Based at the Indiana University and Purdue University joint Indianapolis campus, the Mentor Program has learned to overcome the typical and challenging dichotomy in the relationship between mentor and mentee, and instead, to develop and support mentoring experiences which benefit both participants. This student-focused and student-run Mentoring Program provides supplemental instruction and support to ensure the success of challenged students.
The Unique Responsibilities of the Student Mentors
The program consists of mentors attending class sessions with their student mentees, taking notes, reading all assigned material, and conducting two or more discussion group-style collaborative learning sessions weekly. This process allows the mentors to model effective student learning behaviors for their mentees and it ensures that the mentors also know the content and skills the mentees need to develop and are well able to assist them in learning it.
The Challenges of Effective Mentoring
The most important responsibility of a mentor is to insure the development of the mentee. However, even for people with considerable professional and relational skills, this can often become a significant challenge. In the process of developing the sort of relationship conducive to a mentee’s growth and development, the mentor witnesses the struggles of their students, struggles that mentors may not comprehend at the outset.
Supporting Growth For the Mentor Too
Whether a crisis is personal or professional, our natural inclination is to address such struggles with strategies that are inherently strong within us and with which we are comfortable. However, such strategies which have been effective for the mentor may not always work well for the mentee. When that happens, the immense support provided collectively by the mentoring team encourages mentors to take risks and thus, improve themselves by stepping outside their comfort zones to discover new strategies and
develop new strengths within themselves.
Later in their relationship, as the mentor aids their students in addressing and resolving conflicts, mentors gain increased awareness and understanding of the developmental process mentees must navigate, and mentors develop confidence in how to better handle a similar issue in the future.
Ultimately, as mentors work to attain the Mentor Program’s mission of facilitating students’ adaptation to college life academically, socially, personally, and institutionally, mentors also increase their own growth and development as a student, a professional, and a human being. It is this unintended benefit of mentoring which makes the mentoring experience the most important of social endeavors for both mentor and mentees, a realization that the University College Learning Center discovered and began to more
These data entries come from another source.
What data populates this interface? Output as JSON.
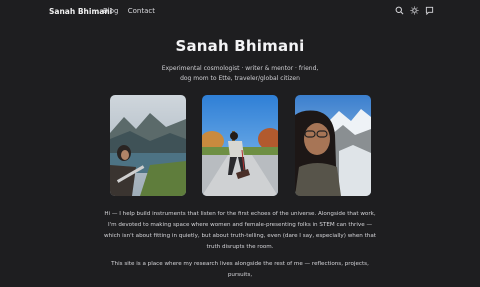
{
  "nav": {
    "brand": "Sanah Bhimani",
    "links": [
      "Blog",
      "Contact"
    ],
    "icons": [
      "search-icon",
      "sun-icon",
      "message-icon"
    ]
  },
  "hero": {
    "title": "Sanah Bhimani",
    "tagline_line1": "Experimental cosmologist · writer & mentor · friend,",
    "tagline_line2": "dog mom to Ette, traveler/global citizen"
  },
  "photos": [
    {
      "subject": "selfie-by-fjord"
    },
    {
      "subject": "with-dog-on-path"
    },
    {
      "subject": "selfie-by-snowy-mountains"
    }
  ],
  "bio": {
    "p1": "Hi — I help build instruments that listen for the first echoes of the universe. Alongside that work, I'm devoted to making space where women and female-presenting folks in STEM can thrive — which isn't about fitting in quietly, but about truth-telling, even (dare I say, especially) when that truth disrupts the room.",
    "p2": "This site is a place where my research lives alongside the rest of me — reflections, projects, pursuits,"
  },
  "colors": {
    "background": "#1e1e20",
    "text": "#e8e8ea"
  }
}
intentionally develop and celebrate some time ago.
An Example of Mentoring As Leadership Development
The true measure of mentoring is its social impact resulting in the upward mobility exhibited by its participants. An example of this is Nancy Oldham, who was originally a non-traditional returning student and Program participant as a mentee, and is now one of the Program’s Senior Consultants. According to Ms. Oldham, “Work with my mentor helped me overcome my initial fears concerning academic challenges and eventually, I gained greater confidence in myself and greater self-awareness.”
Attendance in mentoring sessions launched a series of events for Nancy, each building on the successes of the previous, which led her to realize that she was indeed capable of accomplishments she once doubted. In fact, she was so bold as to say, “Had I not become involved in the mentoring experience, I might have quit or transferred because I had no connections to the campus previously, and so I had no support network.”
Ultimately, her success as a student, as a result of mentoring, led her to reciprocate by becoming a mentor herself. Finally, what she learned as a mentor gave her the skills, insights, and confidence to assume program administrative responsibilities, where she grew further in professional areas such as time management and organizational skills.
Why Mentor Leadership Development Occurs
Many other such leadership development success stories have occurrred. As a result of the continuous journaling, reflecting, and planning involved in the process of learning and fulfilling the role of a mentor, mentors are afforded the opportunity to actually observe how their research and planning unfolds in practice. Since mentors engage in a process of continual reflection on their effectiveness, they are in a
constant state of reinventing what they are doing and of becoming more open to criticism, and more skilled personally and professionally.
Unfortunately, it is often the case in the traditional workplace, that we struggle
to increase our skills and effectiveness and to alter how others perceive us
because we have insufficient collegial support. The Mentoring Program environment
develops the new norm of giving and receiving feedback, which allows participants
to enhance themselves as individuals, as team members, and as the service providers
for the students as well. Perhaps the greatest attribute gleaned from the mentoring
experience is the increased ability to empathize with others from a diversity
of backgrounds other than our own.